Miller stated the foreign born population in our country has quadrupled since 1970. Turns out he was actually telling the truth here, though he did fail to mention that this boom still only accounted for 13% of the population in 2013. But to his point; so what? Immigrants have been a part of the fabric of the United States since the 17th century. The vast majority of Americans are obviously descended from people who originate somewhere else. Miller speaks as if those immigrant populations have no value to the U.S.The overarching idea seems to be that the flow of those born in countries other than the United States needs to be mitigated. What about children of naturalized citizens? President Trump’s father was a first generation immigrant. Does that mean the president, a second generation immigrant, is still too ‘foreign’? Is there a “must be in the United States for this many generations to be American” metric they ask everyone to measure up to? Two of the president’s marriages were to naturalized citizens: his first wife, Ivana, and his third and current wife, Melania. Would the RAISE act have allowed them into the country? None of these questions were asked, but I’m willing to bet that if they had been, the goal posts would be crossing a border illegally somewhere.

Miller then made an effort to put words into Jim Acosta’s mouth so he could attack them by claiming that Acosta advocated for completely unregulated immigration. It is the opposite extreme of the spectrum from Miller’s own position, allowing him to ridicule without actually addressing any questions or points. Substantive argument had no place in this briefing. Miller proclaimed that those hurt the most by unchecked immigration  are “immigrant workers, and minority workers, and African-American workers, and Hispanic workers.” He made a point to single out black families as suffering from an influx of immigrants into the country. Apparently the overwhelming concern for minority families and communities is that there are too many minorities. But how will the RAISE act help “unemployed African-Americans in this country, and unemployed workers of all backgrounds” get jobs? This is not explained at any length. Does the administration mean the proposed stricter immigration requirements will leave the less desirable jobs available for struggling American minorities? None of this press briefing was on point, there was no coherent message. At best, Miller spent his time fighting with journalists and throwing whatever slimey justification he could at the wall and hoping something stuck.
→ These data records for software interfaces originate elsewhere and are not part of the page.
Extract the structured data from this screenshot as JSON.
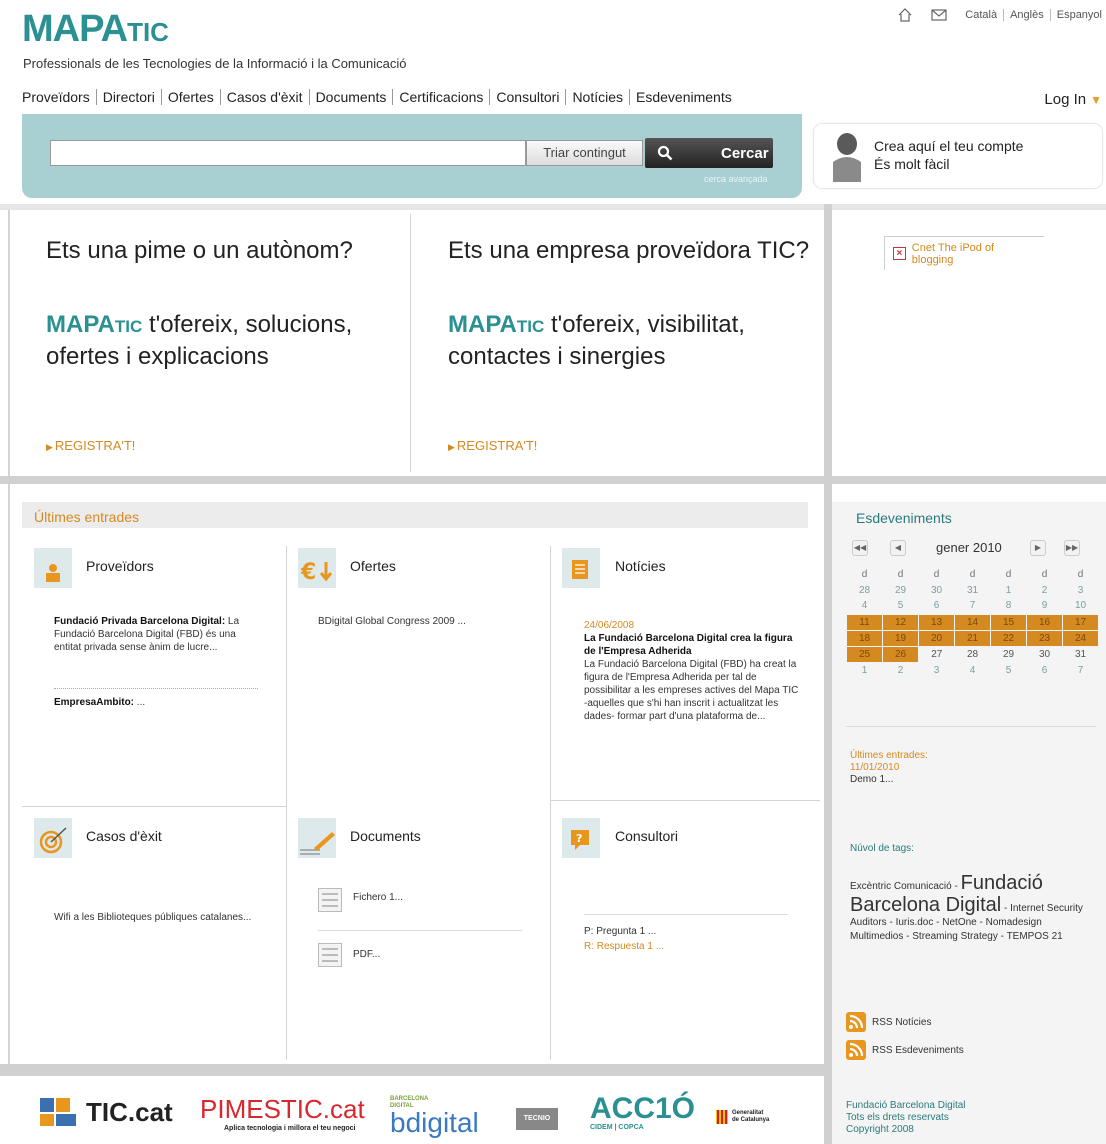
{
  "header": {
    "logo_big": "MAPA",
    "logo_small": "TIC",
    "tagline": "Professionals de les Tecnologies de la Informació i la Comunicació",
    "languages": [
      "Català",
      "Anglès",
      "Espanyol"
    ]
  },
  "nav": {
    "items": [
      "Proveïdors",
      "Directori",
      "Ofertes",
      "Casos d'èxit",
      "Documents",
      "Certificacions",
      "Consultori",
      "Notícies",
      "Esdeveniments"
    ],
    "login": "Log In"
  },
  "search": {
    "value": "",
    "content_select": "Triar contingut",
    "button": "Cercar",
    "advanced": "cerca avançada"
  },
  "account": {
    "line1": "Crea aquí el teu compte",
    "line2": "És molt fàcil"
  },
  "promo": [
    {
      "heading": "Ets una pime o un autònom?",
      "brand_big": "MAPA",
      "brand_small": "TIC",
      "body": " t'ofereix, solucions, ofertes i explicacions",
      "cta": "REGISTRA'T!"
    },
    {
      "heading": "Ets una empresa proveïdora TIC?",
      "brand_big": "MAPA",
      "brand_small": "TIC",
      "body": " t'ofereix, visibilitat, contactes i sinergies",
      "cta": "REGISTRA'T!"
    }
  ],
  "ad": {
    "text": "Cnet The iPod of blogging"
  },
  "ultimes": {
    "title": "Últimes entrades",
    "proveidors": {
      "title": "Proveïdors",
      "entry1_name": "Fundació Privada Barcelona Digital:",
      "entry1_text": " La Fundació Barcelona Digital (FBD) és una entitat privada sense ànim de lucre...",
      "entry2_name": "EmpresaAmbito:",
      "entry2_text": " ..."
    },
    "ofertes": {
      "title": "Ofertes",
      "entry": "BDigital Global Congress 2009 ..."
    },
    "noticies": {
      "title": "Notícies",
      "date": "24/06/2008",
      "headline": "La Fundació Barcelona Digital crea la figura de l'Empresa Adherida",
      "text": "La Fundació Barcelona Digital (FBD) ha creat la figura de l'Empresa Adherida per tal de possibilitar a les empreses actives del Mapa TIC -aquelles que s'hi han inscrit i actualitzat les dades- formar part d'una plataforma de..."
    },
    "casos": {
      "title": "Casos d'èxit",
      "entry": "Wifi a les Biblioteques públiques catalanes..."
    },
    "documents": {
      "title": "Documents",
      "file1": "Fichero 1...",
      "file2": "PDF..."
    },
    "consultori": {
      "title": "Consultori",
      "q": "P: Pregunta 1 ...",
      "r": "R: Respuesta 1 ..."
    }
  },
  "events": {
    "title": "Esdeveniments",
    "month": "gener 2010",
    "weekdays": [
      "d",
      "d",
      "d",
      "d",
      "d",
      "d",
      "d"
    ],
    "weeks": [
      [
        "28",
        "29",
        "30",
        "31",
        "1",
        "2",
        "3"
      ],
      [
        "4",
        "5",
        "6",
        "7",
        "8",
        "9",
        "10"
      ],
      [
        "11",
        "12",
        "13",
        "14",
        "15",
        "16",
        "17"
      ],
      [
        "18",
        "19",
        "20",
        "21",
        "22",
        "23",
        "24"
      ],
      [
        "25",
        "26",
        "27",
        "28",
        "29",
        "30",
        "31"
      ],
      [
        "1",
        "2",
        "3",
        "4",
        "5",
        "6",
        "7"
      ]
    ],
    "latest_label": "Últimes entrades:",
    "latest_date": "11/01/2010",
    "latest_item": "Demo 1..."
  },
  "tags": {
    "title": "Núvol de tags:",
    "t1": "Excèntric Comunicació",
    "t2": "Fundació Barcelona Digital",
    "t3": "Internet Security Auditors",
    "t4": "Iuris.doc",
    "t5": "NetOne",
    "t6": "Nomadesign Multimedios",
    "t7": "Streaming Strategy",
    "t8": "TEMPOS 21"
  },
  "rss": {
    "noticies": "RSS Notícies",
    "esdeveniments": "RSS Esdeveniments"
  },
  "footer": {
    "line1": "Fundació Barcelona Digital",
    "line2": "Tots els drets reservats",
    "line3": "Copyright 2008"
  },
  "sponsors": {
    "tic": "TIC.cat",
    "pimes": "PIMESTIC.cat",
    "pimes_sub": "Aplica tecnologia i millora el teu negoci",
    "bdigital": "bdigital",
    "bdigital_top": "BARCELONA DIGITAL",
    "tecnio": "TECNIO",
    "accio": "ACC1Ó",
    "accio_sub": "CIDEM | COPCA",
    "generalitat": "Generalitat de Catalunya"
  },
  "colors": {
    "teal": "#2a9092",
    "orange": "#d48a20",
    "searchband": "#a8d0d2"
  }
}
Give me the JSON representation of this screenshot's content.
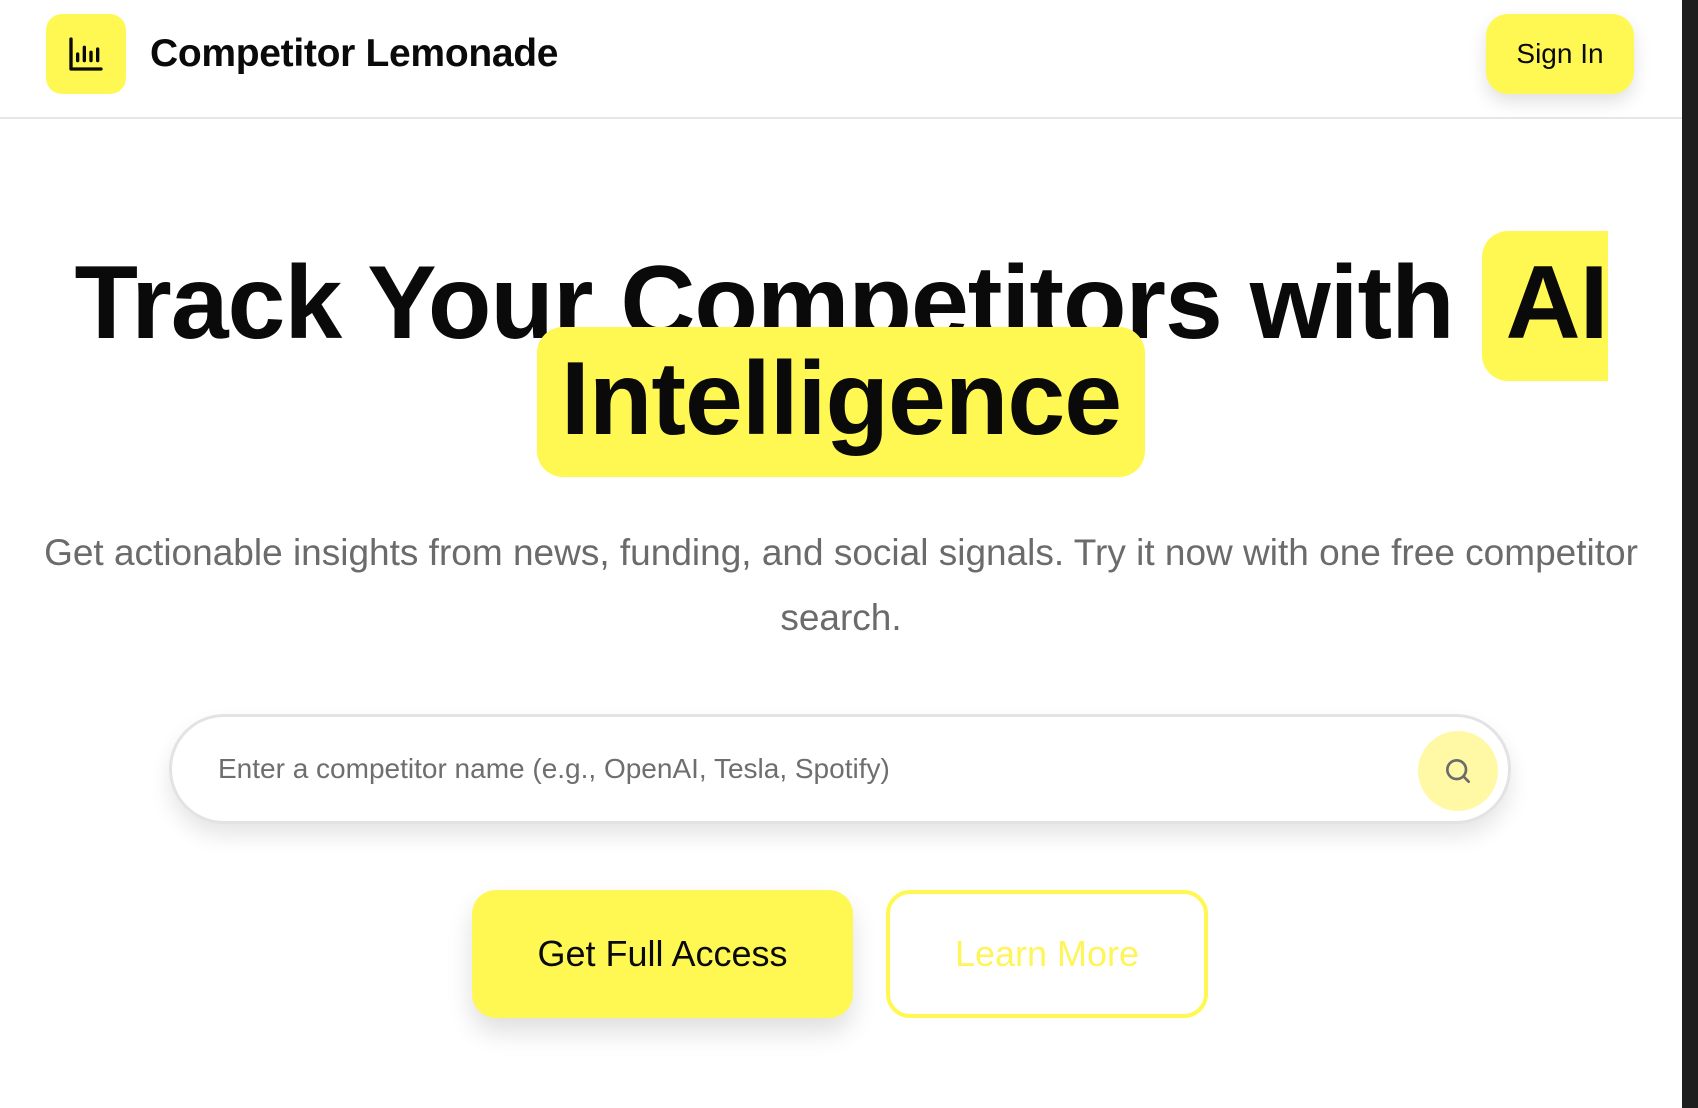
{
  "header": {
    "brand": "Competitor Lemonade",
    "logo_icon": "bar-chart-icon",
    "signin_label": "Sign In"
  },
  "hero": {
    "title_part1": "Track Your Competitors with",
    "title_highlight_1": "AI",
    "title_highlight_2": "Intelligence",
    "subtitle": "Get actionable insights from news, funding, and social signals. Try it now with one free competitor search."
  },
  "search": {
    "placeholder": "Enter a competitor name (e.g., OpenAI, Tesla, Spotify)",
    "value": "",
    "button_icon": "search-icon"
  },
  "cta": {
    "primary_label": "Get Full Access",
    "secondary_label": "Learn More"
  },
  "colors": {
    "accent": "#fff853",
    "accent_soft": "#fff9a6",
    "text": "#0a0a0a",
    "muted": "#6b6b6b"
  }
}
Finally, Miller pivoted to assure us that these new regulations would be good for immigrants. Of course, the insistence that this requirement ensures immigrants are able to support themselves financially misses a brutal fact: wages have lagged so far behind cost of living increases that– oh, wait, it makes sure employers can pay a living wage? Great, Mr. Miller: what’s that wage look like? Are you saying the administration supports an increase of the minimum wage? Because that is what is needed for a living wage. That is what ‘supporting themselves financially’ looks like. The statement was not explained further in the slightest during the exchange. Curiously enough, these assurances are at odds with Miller attacking a reporter just minutes earlier for being “cosmopolitan,” a word which simply means free from nationalist prejudice. This administration cannot credibly claim to be acting out of compassion for minority workers while also making an insult of being fair-minded and open to all cultures

America is supposed to be better than this. An immigrant is not a pro/con list. They are not assets to be evaluated and exploited. America is supposed to be compassionate and passionate in its acceptance of all. ‘We’re protecting Americans by keeping these less valuable people out’ is not in line with that. Nor is ‘You must be a highly educated, immediately productive member of society before we will put any effort into you.’ We are the nation that produced some of the greatest thinkers, scholars, artists, athletes, generals, inventors, and pioneers of the last century. And we did so on waves of immigration. Now the administration wants to build us a dam.